### App and web page records
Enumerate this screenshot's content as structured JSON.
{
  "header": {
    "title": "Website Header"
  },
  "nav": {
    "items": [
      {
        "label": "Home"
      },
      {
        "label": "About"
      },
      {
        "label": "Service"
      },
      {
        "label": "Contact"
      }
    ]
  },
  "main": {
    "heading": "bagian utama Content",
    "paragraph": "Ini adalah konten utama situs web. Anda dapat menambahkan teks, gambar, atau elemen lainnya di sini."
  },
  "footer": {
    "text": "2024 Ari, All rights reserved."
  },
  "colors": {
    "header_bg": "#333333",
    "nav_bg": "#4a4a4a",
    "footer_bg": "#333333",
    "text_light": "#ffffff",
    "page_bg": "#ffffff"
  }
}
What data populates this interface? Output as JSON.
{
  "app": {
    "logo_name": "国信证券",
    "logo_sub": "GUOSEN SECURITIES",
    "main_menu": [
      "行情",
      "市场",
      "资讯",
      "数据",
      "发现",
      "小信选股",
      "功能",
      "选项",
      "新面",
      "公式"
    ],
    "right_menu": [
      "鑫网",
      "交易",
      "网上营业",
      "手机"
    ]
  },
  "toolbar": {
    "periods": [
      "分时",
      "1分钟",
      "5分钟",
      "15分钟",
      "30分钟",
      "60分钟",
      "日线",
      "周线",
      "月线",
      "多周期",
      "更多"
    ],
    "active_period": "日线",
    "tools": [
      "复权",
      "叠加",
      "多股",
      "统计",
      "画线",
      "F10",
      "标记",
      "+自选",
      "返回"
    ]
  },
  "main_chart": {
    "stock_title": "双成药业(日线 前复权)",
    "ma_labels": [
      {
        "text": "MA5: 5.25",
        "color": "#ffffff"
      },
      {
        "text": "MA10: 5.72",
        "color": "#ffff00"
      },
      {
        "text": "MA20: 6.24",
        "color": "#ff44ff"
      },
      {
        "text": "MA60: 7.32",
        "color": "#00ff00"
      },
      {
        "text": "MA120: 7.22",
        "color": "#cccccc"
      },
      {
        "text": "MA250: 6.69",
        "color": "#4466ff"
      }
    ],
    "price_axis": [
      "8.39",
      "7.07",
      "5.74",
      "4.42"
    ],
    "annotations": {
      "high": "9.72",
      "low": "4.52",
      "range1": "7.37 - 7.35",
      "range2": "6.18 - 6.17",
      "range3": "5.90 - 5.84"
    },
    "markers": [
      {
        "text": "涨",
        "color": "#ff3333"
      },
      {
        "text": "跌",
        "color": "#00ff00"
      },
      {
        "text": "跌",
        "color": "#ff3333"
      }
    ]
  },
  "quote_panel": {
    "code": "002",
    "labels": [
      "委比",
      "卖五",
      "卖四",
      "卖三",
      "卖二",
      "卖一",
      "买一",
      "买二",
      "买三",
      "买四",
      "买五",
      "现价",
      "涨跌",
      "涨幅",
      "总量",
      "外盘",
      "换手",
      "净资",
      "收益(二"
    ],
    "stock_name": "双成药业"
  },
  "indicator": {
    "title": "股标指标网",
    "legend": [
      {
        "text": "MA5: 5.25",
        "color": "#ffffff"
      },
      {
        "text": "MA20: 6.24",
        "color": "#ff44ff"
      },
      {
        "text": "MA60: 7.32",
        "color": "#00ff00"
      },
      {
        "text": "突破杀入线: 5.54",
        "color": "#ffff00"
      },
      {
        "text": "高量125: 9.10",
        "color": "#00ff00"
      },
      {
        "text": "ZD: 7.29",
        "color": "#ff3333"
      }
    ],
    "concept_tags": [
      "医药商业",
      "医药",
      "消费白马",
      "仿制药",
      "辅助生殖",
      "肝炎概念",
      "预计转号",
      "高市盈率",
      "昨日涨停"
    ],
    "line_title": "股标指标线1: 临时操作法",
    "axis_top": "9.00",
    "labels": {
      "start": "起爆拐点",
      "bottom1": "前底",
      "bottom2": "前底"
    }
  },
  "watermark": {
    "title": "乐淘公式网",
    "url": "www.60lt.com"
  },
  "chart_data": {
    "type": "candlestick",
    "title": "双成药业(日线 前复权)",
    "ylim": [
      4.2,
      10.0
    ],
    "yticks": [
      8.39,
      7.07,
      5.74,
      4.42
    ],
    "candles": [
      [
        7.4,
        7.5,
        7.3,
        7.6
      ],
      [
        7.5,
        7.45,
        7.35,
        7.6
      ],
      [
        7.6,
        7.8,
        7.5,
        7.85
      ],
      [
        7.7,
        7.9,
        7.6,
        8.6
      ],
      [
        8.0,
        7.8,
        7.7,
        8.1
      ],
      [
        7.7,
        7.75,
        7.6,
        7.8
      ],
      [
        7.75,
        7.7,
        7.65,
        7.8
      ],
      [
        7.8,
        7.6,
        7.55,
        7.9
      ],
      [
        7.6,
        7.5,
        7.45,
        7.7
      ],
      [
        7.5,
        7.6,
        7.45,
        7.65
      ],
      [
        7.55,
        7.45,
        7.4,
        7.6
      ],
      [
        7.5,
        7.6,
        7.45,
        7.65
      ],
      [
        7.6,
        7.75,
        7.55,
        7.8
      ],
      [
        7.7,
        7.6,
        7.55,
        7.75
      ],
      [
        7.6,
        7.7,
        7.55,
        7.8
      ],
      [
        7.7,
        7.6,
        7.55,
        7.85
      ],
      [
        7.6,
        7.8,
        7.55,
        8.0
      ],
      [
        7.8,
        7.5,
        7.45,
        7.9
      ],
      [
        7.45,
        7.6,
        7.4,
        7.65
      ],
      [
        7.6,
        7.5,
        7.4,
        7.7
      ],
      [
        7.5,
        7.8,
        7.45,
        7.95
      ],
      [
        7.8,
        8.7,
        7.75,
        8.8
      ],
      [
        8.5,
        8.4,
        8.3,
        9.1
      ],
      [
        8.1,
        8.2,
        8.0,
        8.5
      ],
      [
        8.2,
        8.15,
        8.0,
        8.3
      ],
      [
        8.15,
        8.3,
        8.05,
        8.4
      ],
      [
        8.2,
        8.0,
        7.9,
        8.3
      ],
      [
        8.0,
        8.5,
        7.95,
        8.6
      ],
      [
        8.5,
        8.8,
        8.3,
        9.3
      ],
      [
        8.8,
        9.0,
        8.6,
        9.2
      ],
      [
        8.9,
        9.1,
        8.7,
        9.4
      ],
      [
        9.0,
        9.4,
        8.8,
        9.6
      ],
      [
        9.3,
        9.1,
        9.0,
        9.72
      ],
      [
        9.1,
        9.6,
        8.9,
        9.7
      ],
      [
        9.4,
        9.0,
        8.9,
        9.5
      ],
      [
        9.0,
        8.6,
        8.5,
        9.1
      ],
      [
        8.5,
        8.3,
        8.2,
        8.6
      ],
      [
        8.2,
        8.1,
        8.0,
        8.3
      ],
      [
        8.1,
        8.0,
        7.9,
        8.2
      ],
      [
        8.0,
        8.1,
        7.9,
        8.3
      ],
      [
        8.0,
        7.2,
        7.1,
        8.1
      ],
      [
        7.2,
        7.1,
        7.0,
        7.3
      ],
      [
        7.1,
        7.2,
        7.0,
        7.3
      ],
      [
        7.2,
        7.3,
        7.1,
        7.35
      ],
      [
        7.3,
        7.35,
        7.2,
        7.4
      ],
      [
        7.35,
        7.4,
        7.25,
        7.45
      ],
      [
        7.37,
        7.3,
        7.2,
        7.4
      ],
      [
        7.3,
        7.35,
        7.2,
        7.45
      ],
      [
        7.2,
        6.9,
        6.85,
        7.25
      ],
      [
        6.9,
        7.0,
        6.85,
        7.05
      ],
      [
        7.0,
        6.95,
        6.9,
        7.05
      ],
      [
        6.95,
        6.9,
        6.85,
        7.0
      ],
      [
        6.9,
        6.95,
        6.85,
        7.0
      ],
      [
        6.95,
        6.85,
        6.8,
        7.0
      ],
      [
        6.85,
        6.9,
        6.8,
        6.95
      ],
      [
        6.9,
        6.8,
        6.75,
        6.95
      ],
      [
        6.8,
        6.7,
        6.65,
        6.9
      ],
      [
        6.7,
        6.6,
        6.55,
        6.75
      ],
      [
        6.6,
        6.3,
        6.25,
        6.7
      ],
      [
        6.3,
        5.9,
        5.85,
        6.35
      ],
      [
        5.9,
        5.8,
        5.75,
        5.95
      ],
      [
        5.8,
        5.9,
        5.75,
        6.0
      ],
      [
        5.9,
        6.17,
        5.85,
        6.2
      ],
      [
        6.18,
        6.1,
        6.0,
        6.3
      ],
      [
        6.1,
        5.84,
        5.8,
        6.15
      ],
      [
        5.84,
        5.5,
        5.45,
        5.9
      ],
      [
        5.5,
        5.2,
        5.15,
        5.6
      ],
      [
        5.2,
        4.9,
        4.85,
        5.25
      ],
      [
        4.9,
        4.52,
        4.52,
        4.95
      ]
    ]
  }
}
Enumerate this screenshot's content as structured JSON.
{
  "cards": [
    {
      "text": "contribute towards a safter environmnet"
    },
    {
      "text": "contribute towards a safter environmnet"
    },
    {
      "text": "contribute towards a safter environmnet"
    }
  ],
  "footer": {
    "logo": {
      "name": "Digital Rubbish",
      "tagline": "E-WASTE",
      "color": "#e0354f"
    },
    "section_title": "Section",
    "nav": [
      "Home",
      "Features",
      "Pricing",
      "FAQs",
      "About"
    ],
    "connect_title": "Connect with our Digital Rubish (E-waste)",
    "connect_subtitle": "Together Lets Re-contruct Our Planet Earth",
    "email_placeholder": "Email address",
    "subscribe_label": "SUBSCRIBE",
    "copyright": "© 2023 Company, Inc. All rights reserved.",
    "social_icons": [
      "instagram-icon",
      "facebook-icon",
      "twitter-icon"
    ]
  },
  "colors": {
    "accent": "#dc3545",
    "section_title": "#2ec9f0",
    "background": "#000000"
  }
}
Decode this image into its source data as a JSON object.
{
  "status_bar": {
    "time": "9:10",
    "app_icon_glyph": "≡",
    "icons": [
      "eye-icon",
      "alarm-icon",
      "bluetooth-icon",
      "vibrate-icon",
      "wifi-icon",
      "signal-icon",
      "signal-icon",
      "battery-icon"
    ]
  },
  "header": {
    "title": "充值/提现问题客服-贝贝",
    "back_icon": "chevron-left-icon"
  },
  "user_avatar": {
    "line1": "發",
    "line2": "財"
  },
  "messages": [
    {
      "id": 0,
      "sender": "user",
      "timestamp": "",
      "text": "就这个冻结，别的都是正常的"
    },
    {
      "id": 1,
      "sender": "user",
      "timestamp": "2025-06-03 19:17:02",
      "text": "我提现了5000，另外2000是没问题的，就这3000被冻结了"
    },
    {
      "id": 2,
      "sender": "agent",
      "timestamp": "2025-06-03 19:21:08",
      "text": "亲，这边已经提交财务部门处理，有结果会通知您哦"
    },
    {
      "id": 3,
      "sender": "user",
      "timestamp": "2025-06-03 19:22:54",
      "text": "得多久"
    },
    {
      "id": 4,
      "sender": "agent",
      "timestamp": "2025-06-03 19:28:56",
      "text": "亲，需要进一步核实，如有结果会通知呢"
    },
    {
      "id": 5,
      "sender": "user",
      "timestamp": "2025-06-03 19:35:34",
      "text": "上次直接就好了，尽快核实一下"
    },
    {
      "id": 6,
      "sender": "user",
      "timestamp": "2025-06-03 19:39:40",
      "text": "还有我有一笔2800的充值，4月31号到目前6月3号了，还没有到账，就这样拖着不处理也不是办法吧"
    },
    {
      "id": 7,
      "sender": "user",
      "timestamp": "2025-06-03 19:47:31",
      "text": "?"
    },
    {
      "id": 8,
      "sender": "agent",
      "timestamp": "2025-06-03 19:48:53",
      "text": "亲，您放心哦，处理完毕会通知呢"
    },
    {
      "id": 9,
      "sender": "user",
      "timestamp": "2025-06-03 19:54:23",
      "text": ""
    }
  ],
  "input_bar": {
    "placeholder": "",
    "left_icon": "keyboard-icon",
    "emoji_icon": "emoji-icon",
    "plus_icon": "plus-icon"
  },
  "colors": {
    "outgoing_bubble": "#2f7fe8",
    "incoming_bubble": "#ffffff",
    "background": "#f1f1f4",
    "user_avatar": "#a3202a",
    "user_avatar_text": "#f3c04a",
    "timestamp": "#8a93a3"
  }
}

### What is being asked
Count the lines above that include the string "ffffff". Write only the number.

### Written response
5